Carousel Change


I am at the Brooklyn Museum viewing Soul of a Nation: Art in the Age of Black Power and behind me is an installation view, by Washington D.C. based artist Sam Gilliam. It’s called “Carousel Change”.

I love installation art. When I saw this piece, I thought about The Gates by Christo and Jeanne-Claude. I read an article on Mnuchin Gallery’s page and found that Gilliam got the idea to paint canvas and hang it as oppose to framing it,  from watching women in his neighborhood hang their clean laundry.


The Flag is Bleeding

Faith Ringgold’s 1967 painting “American People Series #18: The Flag Is Bleeding” in the new Brooklyn Museum exhibition “Soul of a Nation: Art in the Age of Black Power.”

Something Black in America

On Thursday I took my little brothers to the Brooklyn Museum to view and hear Question Bridge: Black Males. 

This exhibition was put together by artists Hank Willis Thomas and Chris Johnson in collaboration with Bayeté Ross Smith and Kamal Sinclair.

I am glad I went to the exhibit. I am now able to understand African American males a little more. Just because I am African American doesn’t mean I fully understand what my brothers are going through. I think they have to put up with things like racism a little more than their sisters.

Not only did I walk away with a better understanding of my brothers but I also walked away feeling empowered. Listening to the dialogue and having certain questions answered by men from all walks of life brought a type of energy in the room, a  feeling of being satisfied about who I am.

I would suggest this exhibition to anyone from any race, male and female.
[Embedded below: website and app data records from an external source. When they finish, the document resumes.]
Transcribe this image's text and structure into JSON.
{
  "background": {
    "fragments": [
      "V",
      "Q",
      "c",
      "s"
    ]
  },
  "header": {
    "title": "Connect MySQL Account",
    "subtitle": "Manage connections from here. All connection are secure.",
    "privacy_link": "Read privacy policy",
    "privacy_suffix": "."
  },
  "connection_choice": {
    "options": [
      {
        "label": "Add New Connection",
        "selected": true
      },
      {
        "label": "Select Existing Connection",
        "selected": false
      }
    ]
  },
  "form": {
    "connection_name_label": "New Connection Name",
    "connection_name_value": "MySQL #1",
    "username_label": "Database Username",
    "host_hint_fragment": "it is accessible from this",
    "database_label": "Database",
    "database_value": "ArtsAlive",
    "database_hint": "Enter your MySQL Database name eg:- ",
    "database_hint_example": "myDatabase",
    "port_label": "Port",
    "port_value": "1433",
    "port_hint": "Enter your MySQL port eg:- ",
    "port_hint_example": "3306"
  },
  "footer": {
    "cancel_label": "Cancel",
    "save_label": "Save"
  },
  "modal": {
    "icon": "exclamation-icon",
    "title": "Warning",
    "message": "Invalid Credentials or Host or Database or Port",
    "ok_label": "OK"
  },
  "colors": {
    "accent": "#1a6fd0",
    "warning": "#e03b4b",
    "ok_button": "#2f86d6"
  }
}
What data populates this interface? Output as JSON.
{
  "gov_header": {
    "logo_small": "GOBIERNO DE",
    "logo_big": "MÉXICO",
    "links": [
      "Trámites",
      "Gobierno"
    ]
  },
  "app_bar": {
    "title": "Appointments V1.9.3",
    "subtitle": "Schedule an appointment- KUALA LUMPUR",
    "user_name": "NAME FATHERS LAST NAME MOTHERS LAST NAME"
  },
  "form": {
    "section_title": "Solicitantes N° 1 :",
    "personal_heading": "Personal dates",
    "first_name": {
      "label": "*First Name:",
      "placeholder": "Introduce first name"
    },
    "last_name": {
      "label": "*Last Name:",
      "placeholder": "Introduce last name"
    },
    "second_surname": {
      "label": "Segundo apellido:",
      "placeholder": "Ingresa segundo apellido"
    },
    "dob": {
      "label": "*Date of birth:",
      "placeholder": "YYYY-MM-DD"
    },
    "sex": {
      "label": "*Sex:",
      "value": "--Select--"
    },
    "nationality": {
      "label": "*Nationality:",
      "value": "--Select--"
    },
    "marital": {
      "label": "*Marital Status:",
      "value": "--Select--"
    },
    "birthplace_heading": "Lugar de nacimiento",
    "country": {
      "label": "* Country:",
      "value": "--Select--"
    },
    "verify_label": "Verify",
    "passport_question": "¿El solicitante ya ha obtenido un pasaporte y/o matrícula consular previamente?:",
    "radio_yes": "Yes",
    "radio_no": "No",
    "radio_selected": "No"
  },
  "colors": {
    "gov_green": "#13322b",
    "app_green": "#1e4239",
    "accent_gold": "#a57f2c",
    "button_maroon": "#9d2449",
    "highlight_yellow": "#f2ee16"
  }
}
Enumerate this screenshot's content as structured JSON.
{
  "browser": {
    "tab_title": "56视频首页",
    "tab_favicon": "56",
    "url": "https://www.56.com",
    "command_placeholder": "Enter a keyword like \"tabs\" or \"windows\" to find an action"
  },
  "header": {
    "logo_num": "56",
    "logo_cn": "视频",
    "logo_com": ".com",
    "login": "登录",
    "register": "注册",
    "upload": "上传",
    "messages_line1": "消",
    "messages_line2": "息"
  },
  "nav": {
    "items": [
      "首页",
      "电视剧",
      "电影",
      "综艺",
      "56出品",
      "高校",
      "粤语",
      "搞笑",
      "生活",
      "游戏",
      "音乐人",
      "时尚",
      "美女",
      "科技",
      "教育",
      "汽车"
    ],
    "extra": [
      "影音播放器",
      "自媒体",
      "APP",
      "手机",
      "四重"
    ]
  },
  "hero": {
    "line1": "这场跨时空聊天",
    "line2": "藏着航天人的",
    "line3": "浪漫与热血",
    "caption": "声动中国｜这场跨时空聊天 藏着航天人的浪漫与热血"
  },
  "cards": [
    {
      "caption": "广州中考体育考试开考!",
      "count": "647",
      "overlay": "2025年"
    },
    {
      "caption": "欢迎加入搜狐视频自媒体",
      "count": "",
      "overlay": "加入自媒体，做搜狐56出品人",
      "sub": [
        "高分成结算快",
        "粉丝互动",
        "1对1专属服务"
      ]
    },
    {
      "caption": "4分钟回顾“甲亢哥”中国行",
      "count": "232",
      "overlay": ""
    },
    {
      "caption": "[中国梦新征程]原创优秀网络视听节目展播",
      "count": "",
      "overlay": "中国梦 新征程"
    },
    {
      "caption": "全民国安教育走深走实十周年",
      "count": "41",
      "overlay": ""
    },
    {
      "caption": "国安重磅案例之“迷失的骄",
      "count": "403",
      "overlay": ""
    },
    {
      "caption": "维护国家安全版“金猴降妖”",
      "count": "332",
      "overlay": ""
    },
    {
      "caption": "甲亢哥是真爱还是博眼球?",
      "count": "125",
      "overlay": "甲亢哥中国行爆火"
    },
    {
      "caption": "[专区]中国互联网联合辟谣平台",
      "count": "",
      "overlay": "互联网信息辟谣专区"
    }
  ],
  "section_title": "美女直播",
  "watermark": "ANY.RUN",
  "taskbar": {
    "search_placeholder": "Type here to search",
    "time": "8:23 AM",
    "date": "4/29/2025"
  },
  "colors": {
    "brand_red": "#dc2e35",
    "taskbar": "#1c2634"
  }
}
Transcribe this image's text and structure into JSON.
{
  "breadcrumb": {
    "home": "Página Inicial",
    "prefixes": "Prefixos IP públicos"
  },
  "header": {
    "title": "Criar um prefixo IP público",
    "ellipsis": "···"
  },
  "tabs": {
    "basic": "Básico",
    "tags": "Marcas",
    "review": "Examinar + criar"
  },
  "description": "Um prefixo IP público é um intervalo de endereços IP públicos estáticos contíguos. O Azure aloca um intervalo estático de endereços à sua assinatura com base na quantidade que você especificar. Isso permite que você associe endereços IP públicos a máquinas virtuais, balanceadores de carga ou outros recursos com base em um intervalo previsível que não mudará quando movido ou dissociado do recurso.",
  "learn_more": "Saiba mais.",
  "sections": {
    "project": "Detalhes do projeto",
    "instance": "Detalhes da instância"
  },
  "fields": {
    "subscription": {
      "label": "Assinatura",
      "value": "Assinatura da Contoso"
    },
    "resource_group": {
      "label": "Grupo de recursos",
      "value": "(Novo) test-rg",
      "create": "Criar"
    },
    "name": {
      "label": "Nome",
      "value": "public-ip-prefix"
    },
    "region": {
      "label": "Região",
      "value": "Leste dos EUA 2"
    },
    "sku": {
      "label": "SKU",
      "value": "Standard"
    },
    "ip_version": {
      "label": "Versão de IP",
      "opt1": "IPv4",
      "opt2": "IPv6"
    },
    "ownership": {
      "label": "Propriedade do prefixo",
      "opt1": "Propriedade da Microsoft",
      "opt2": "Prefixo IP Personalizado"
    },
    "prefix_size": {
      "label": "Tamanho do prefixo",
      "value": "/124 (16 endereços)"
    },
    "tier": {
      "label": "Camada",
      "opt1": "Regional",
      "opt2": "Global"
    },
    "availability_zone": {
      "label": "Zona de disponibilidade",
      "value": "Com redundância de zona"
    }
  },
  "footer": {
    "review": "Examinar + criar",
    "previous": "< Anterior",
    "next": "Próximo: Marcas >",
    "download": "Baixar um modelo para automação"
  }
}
Sometimes when you learn things about others, you learn things about yourself.

The quote in the picture reads:

“There is something called black in America, and there is something called white in America, and I know them when I see them, but I will forever be unable to explain the meaning of them, because they are not real, even though they have a very real place in my daily way of seeing, a fundamental relationship to my ever-evolving understanding of history and a critical place in my relationship to humanity.”

– Carl Hancock-Rux,